MB:  The process is actually quite different than I expected. A lot of it is, of course, informing on the process of the Australian Law Reform Commission, and exactly how we go about our inquiry, and then we start getting a little more substantive and talking about: What are the problems that you are having? What would you like to do that copyright is stopping you from doing? Questions like that. And that’s been hugely informational for me to see not only from an academic standpoint what issues there are with copyright, but really what happens on the ground and how it’s difficult for different groups of people.

SW: So, what sorts of people have you actually consulted with? I know you’ve been to Canberra, to Melbourne, but what are the sorts of organisations you’ve actually been consulting with?

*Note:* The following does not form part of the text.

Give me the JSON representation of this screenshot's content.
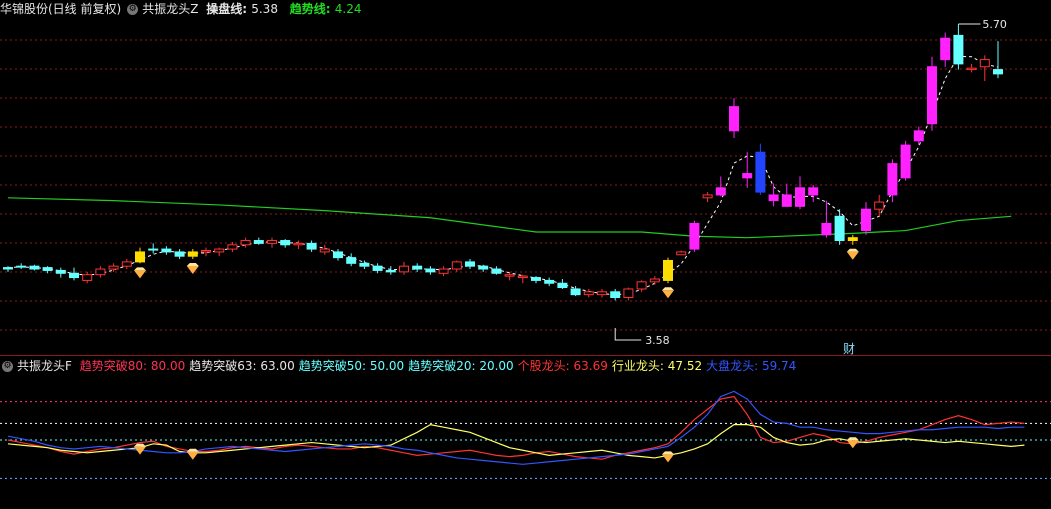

MB:  Well copyright, as you know, really runs the gamut. Everyone, it seems, deals with copyright to some degree or another. So we’ve met with groups ranging from the Australian Football League, down in Melbourne, to government agencies in Canberra dealing with digital broadcasts and things of that nature. Another group that we keep coming back to, that’s a fairly large stakeholder in this particular inquiry, is all of the collecting agencies— Screenrights, music, APRA, all of those kinds of agencies.

SW: So, as your internship comes to an end, what have you actually enjoyed most about your time at the ALRC?

MB: Well, first of all, I think the office is really great. It’s a small office, but, um, it’s very easy to walk into people’s offices and talk to them and, I think, particularly right after a consultation it’s a fantastic time, because you say, Ok, given the issues that we’ve just heard, how do we fix those? And, yeah, that might not be what we end up doing, but it helps to think through all of the issues and, it’s just great little mini brainstorming sessions that you get that I feel like you don’t get in a lot of other settings.

SW: So we at the ALRC have, as you know, have quite a few people coming to us from overseas to do internships, not just from America, but from the South Pacific, etc, but what advice would you give to an international law student who is interested in coming and spending some time and doing an internship with us?

MB: Well I think I’m … well I’m obviously most qualified to talk about from the American perspective. And I think that there are a few channels (particularly American) law schools try and funnel you down, and this definitely isn’t one of them. But for people interested in comparative law—this is where the point extends more broadly—this is an invaluable experience because you get to see not only how the Australian system functions, but in looking at restructuring Australian law we look at the UK, Canada, the US, South Pacific nations, so you really get a sense of the broader landscape and how law is changing. Um, and so I guess my advice is that, yeah, if that is what you are interested in, go for it, and if you can find some sort of funding, I mean fellowships like mine are out there, it enables you to stay for a little longer and see more of the process. Which I think is fantastic.

SW: Well Max it’s been great to have you at the ALRC. You’ve done some fantastic work and made a real contribution, and we’ll certainly miss you.

MB: Thank you Sabina.